For example, property development is a costly process, and there is always more to do than there are funds available. Waiting for new Villagers to show up until we can open more titles can be frustrating. And while we have options for lower-cost living such as rental or co-housing or shared ownership, most people still have the ideal of a single family home. We are working at bringing costs down for a land house package to satisfy that desire.
Creating a village economy presents a “chicken and egg” situation. We need Villagers to provide a market for a village economy, and we need a village economy to attract Villagers. We have the resources on site now to provide a Business Care Centre which can offer a range of supports to Village entrepreneurs (business planning, accounting and administration, etc). We need more people with an entrepreneurial spirit willing to set up a livelihood for themselves and possibly employment for other Villagers.

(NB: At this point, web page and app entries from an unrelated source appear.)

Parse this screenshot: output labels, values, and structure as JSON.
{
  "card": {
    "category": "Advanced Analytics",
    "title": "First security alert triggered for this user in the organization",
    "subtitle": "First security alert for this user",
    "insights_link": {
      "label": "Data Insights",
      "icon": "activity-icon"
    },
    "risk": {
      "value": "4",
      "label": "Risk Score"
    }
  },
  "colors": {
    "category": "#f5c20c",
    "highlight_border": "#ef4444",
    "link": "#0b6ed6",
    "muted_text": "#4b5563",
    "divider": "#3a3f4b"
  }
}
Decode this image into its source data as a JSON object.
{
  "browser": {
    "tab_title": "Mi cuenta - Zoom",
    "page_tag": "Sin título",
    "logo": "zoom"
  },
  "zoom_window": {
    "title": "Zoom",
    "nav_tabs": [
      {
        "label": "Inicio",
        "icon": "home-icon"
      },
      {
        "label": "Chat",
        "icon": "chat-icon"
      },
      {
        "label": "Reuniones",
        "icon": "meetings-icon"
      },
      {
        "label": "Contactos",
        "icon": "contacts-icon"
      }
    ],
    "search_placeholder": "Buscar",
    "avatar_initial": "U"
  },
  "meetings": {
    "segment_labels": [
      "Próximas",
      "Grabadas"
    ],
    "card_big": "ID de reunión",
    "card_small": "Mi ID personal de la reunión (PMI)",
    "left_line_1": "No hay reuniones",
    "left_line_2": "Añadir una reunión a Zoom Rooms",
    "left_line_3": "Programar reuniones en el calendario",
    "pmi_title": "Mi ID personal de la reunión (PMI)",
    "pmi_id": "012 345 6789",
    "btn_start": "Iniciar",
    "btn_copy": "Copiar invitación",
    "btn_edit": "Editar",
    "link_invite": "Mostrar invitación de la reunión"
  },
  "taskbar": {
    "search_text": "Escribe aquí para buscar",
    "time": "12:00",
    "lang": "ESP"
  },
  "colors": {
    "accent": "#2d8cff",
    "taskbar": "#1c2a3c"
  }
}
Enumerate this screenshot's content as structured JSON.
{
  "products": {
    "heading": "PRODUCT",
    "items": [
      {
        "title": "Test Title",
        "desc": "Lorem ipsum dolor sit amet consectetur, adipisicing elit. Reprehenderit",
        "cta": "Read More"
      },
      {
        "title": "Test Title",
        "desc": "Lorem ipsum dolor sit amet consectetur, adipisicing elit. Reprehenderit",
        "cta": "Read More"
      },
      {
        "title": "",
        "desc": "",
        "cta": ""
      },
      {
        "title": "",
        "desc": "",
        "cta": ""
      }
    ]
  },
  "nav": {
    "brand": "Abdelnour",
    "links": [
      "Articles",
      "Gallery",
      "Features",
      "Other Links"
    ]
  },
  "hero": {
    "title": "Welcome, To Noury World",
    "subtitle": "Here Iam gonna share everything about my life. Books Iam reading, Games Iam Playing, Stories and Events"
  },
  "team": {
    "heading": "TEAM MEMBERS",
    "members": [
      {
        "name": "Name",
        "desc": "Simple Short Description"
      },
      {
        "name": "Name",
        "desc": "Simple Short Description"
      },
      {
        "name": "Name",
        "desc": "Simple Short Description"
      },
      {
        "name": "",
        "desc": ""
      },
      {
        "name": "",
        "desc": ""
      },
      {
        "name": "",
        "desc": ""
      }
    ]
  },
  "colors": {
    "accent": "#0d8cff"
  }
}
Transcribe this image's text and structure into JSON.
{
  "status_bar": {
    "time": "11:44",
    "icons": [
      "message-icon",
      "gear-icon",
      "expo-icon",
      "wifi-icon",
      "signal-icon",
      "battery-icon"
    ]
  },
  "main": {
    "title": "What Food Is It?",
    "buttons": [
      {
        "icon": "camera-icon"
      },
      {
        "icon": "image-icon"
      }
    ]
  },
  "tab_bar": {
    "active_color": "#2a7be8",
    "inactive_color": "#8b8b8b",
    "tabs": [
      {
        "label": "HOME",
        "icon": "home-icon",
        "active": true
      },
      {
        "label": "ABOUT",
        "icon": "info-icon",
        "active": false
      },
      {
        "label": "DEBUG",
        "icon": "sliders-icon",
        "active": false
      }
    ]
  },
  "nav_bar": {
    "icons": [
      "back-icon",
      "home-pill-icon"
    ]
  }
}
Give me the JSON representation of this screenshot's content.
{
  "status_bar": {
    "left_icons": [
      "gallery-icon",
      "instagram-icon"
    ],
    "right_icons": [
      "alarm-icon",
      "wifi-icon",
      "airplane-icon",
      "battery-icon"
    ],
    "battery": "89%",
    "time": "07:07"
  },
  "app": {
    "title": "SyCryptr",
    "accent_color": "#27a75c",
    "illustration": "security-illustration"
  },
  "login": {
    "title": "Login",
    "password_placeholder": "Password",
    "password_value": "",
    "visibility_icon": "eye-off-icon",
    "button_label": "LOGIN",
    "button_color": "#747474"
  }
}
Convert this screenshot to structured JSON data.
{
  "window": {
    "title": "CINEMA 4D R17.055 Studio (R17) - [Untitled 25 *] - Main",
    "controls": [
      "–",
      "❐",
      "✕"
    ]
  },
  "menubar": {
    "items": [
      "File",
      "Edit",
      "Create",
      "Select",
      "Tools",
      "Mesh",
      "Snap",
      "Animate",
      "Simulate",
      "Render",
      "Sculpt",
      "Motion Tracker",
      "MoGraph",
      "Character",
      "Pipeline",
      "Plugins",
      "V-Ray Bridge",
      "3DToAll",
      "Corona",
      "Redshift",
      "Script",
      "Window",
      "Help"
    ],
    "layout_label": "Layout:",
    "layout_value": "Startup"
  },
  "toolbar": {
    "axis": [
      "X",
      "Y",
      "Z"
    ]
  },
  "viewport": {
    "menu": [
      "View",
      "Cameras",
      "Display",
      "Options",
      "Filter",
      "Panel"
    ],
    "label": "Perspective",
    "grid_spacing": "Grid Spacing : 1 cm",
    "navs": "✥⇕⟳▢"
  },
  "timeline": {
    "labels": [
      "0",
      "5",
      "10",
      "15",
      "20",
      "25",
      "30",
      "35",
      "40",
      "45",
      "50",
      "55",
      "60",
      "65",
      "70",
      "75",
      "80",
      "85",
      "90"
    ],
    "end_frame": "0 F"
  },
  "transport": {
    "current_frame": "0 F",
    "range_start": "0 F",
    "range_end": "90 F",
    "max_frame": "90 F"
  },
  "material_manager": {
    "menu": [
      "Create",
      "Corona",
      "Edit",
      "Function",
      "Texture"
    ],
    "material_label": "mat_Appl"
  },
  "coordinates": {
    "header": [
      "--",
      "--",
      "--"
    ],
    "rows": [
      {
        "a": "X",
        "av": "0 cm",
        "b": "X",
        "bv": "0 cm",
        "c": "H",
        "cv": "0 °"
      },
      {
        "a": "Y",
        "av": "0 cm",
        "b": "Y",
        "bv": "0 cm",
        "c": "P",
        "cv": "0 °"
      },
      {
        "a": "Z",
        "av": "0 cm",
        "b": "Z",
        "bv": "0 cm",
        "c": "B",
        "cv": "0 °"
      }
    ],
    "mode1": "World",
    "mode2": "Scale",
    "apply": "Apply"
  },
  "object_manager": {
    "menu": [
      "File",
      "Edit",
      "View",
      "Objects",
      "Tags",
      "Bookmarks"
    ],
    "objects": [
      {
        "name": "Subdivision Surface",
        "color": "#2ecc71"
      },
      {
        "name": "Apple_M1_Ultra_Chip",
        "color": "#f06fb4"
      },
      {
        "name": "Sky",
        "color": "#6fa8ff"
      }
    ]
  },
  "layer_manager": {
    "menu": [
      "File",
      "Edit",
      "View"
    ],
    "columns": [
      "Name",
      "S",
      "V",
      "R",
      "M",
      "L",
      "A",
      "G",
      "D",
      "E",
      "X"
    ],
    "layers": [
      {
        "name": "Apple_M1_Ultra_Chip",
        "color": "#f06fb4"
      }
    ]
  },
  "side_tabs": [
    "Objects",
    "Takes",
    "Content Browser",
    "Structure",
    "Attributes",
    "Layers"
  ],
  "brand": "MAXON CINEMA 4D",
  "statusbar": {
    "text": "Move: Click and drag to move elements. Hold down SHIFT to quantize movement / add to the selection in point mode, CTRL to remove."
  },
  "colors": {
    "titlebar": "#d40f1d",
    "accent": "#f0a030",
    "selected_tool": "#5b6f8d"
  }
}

Another challenge is finding other like-minded people who are prepared to be the early settlers in this sort of experiment, and letting them know about the opportunities here. We are not just another community with a few “eco” features. We are very serious about meeting the challenges of climate change and energy descent, and are still seeking the critical mass of people to make a worthy demonstration to share with others.
And because we are different, we have what seems to be the inevitable neighbour who causes grief simply because we are different. While we have been able to overcome all the obstacles he creates, it takes time and money to simply be able to do what we are allowed to by right.
The even more interesting and serious challenge is the “two paradigms” problem.
We are striving for a resilient community, but daily must interact with a range of institutions that are unsustainable. There are many paradoxes in this process. We use heavy equipment to reshape the land so it can more easily provide abundance and low-energy living in the future. We deal with banks who supply debt-based finance that we know is a major impediment to an ecologically sustainable economy. While we strive to use only simple, easily-repaired and -maintained technologies for anything related to our basic needs, we use sophisticated transition technologies like photovoltaic panels that reduce our self-reliance, and in full knowledge that electricity as we currently use it is likely unsustainable in the long term.
We are not going to pretend that we have yet created a resilient community, despite our serious efforts. But we have taken large steps in that direction, and perhaps more importantly, have established a community that will continue striving and learning how to do it better. We have many visitors, and as an engineer from Queensland recently commented, we are “light years ahead of any other experiment of this sort anywhere.” As long-time readers of Energy Bulletin and, we know there are many folks out there struggling with many of the same issues, and we would welcome opportunities for sharing what we learn as we proceed on this merry chase.
KW: One final question, Jack and Jo, what are the key questions you invite potential Villagers to consider before moving here?
J&J: Well, on our website we have addressed that very question!
KW: Thank you so much for the hospitality and the tour, and all your good work. This is such a beautiful, inspiring place.
J&J: Thanks for your visit; it’s been great having you here.